▶ **The data**:
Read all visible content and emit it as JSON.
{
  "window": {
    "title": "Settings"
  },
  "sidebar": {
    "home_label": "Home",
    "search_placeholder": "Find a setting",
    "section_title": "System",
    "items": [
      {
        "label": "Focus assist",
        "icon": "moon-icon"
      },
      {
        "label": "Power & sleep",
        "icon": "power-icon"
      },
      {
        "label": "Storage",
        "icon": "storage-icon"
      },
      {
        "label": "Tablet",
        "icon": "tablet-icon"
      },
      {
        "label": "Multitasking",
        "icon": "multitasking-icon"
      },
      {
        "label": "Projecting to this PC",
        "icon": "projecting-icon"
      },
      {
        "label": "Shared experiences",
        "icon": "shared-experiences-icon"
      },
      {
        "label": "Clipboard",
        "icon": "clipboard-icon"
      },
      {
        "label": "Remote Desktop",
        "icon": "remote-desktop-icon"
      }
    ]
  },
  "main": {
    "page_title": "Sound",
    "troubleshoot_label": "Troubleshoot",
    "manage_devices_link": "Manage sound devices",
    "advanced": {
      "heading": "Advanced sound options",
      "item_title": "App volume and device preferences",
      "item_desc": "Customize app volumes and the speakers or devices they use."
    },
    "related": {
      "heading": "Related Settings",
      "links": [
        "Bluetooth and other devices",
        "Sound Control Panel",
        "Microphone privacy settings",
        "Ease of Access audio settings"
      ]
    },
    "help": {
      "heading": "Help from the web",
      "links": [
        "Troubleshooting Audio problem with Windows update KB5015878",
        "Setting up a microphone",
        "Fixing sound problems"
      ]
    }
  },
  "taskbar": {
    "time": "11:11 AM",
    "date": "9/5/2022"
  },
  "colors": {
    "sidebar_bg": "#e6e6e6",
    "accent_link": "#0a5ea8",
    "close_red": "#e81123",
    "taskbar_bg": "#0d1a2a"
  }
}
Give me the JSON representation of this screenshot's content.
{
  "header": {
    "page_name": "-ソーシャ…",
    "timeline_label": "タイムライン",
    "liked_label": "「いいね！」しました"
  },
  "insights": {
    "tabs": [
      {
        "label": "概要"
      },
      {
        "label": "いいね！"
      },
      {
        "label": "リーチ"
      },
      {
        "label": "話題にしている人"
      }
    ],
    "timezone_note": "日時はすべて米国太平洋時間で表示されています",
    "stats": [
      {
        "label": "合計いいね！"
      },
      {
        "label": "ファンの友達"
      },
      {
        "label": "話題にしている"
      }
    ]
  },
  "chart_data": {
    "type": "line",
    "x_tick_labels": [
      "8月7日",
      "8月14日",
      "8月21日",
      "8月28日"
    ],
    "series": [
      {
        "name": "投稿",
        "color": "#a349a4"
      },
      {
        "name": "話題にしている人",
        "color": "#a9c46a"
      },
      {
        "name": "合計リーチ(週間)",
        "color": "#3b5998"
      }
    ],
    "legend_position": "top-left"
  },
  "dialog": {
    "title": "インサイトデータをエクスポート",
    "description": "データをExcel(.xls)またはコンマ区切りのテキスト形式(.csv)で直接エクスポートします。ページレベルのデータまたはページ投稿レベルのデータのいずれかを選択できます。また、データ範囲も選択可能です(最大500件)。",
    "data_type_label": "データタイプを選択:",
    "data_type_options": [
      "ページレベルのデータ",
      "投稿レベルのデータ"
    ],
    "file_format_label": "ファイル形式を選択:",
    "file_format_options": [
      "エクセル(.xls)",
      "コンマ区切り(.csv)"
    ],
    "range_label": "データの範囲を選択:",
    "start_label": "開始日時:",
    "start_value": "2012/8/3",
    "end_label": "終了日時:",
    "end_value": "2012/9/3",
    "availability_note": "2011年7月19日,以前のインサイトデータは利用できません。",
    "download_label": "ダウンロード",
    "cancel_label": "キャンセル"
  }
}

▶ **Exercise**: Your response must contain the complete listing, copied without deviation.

▶ **Your response**:
Read all visible content and emit it as JSON.
{
  "window": {
    "title": "Settings"
  },
  "sidebar": {
    "home_label": "Home",
    "search_placeholder": "Find a setting",
    "section_title": "System",
    "items": [
      {
        "label": "Focus assist",
        "icon": "moon-icon"
      },
      {
        "label": "Power & sleep",
        "icon": "power-icon"
      },
      {
        "label": "Storage",
        "icon": "storage-icon"
      },
      {
        "label": "Tablet",
        "icon": "tablet-icon"
      },
      {
        "label": "Multitasking",
        "icon": "multitasking-icon"
      },
      {
        "label": "Projecting to this PC",
        "icon": "projecting-icon"
      },
      {
        "label": "Shared experiences",
        "icon": "shared-experiences-icon"
      },
      {
        "label": "Clipboard",
        "icon": "clipboard-icon"
      },
      {
        "label": "Remote Desktop",
        "icon": "remote-desktop-icon"
      }
    ]
  },
  "main": {
    "page_title": "Sound",
    "troubleshoot_label": "Troubleshoot",
    "manage_devices_link": "Manage sound devices",
    "advanced": {
      "heading": "Advanced sound options",
      "item_title": "App volume and device preferences",
      "item_desc": "Customize app volumes and the speakers or devices they use."
    },
    "related": {
      "heading": "Related Settings",
      "links": [
        "Bluetooth and other devices",
        "Sound Control Panel",
        "Microphone privacy settings",
        "Ease of Access audio settings"
      ]
    },
    "help": {
      "heading": "Help from the web",
      "links": [
        "Troubleshooting Audio problem with Windows update KB5015878",
        "Setting up a microphone",
        "Fixing sound problems"
      ]
    }
  },
  "taskbar": {
    "time": "11:11 AM",
    "date": "9/5/2022"
  },
  "colors": {
    "sidebar_bg": "#e6e6e6",
    "accent_link": "#0a5ea8",
    "close_red": "#e81123",
    "taskbar_bg": "#0d1a2a"
  }
}
Give me the JSON representation of this screenshot's content.
{
  "header": {
    "page_name": "-ソーシャ…",
    "timeline_label": "タイムライン",
    "liked_label": "「いいね！」しました"
  },
  "insights": {
    "tabs": [
      {
        "label": "概要"
      },
      {
        "label": "いいね！"
      },
      {
        "label": "リーチ"
      },
      {
        "label": "話題にしている人"
      }
    ],
    "timezone_note": "日時はすべて米国太平洋時間で表示されています",
    "stats": [
      {
        "label": "合計いいね！"
      },
      {
        "label": "ファンの友達"
      },
      {
        "label": "話題にしている"
      }
    ]
  },
  "chart_data": {
    "type": "line",
    "x_tick_labels": [
      "8月7日",
      "8月14日",
      "8月21日",
      "8月28日"
    ],
    "series": [
      {
        "name": "投稿",
        "color": "#a349a4"
      },
      {
        "name": "話題にしている人",
        "color": "#a9c46a"
      },
      {
        "name": "合計リーチ(週間)",
        "color": "#3b5998"
      }
    ],
    "legend_position": "top-left"
  },
  "dialog": {
    "title": "インサイトデータをエクスポート",
    "description": "データをExcel(.xls)またはコンマ区切りのテキスト形式(.csv)で直接エクスポートします。ページレベルのデータまたはページ投稿レベルのデータのいずれかを選択できます。また、データ範囲も選択可能です(最大500件)。",
    "data_type_label": "データタイプを選択:",
    "data_type_options": [
      "ページレベルのデータ",
      "投稿レベルのデータ"
    ],
    "file_format_label": "ファイル形式を選択:",
    "file_format_options": [
      "エクセル(.xls)",
      "コンマ区切り(.csv)"
    ],
    "range_label": "データの範囲を選択:",
    "start_label": "開始日時:",
    "start_value": "2012/8/3",
    "end_label": "終了日時:",
    "end_value": "2012/9/3",
    "availability_note": "2011年7月19日,以前のインサイトデータは利用できません。",
    "download_label": "ダウンロード",
    "cancel_label": "キャンセル"
  }
}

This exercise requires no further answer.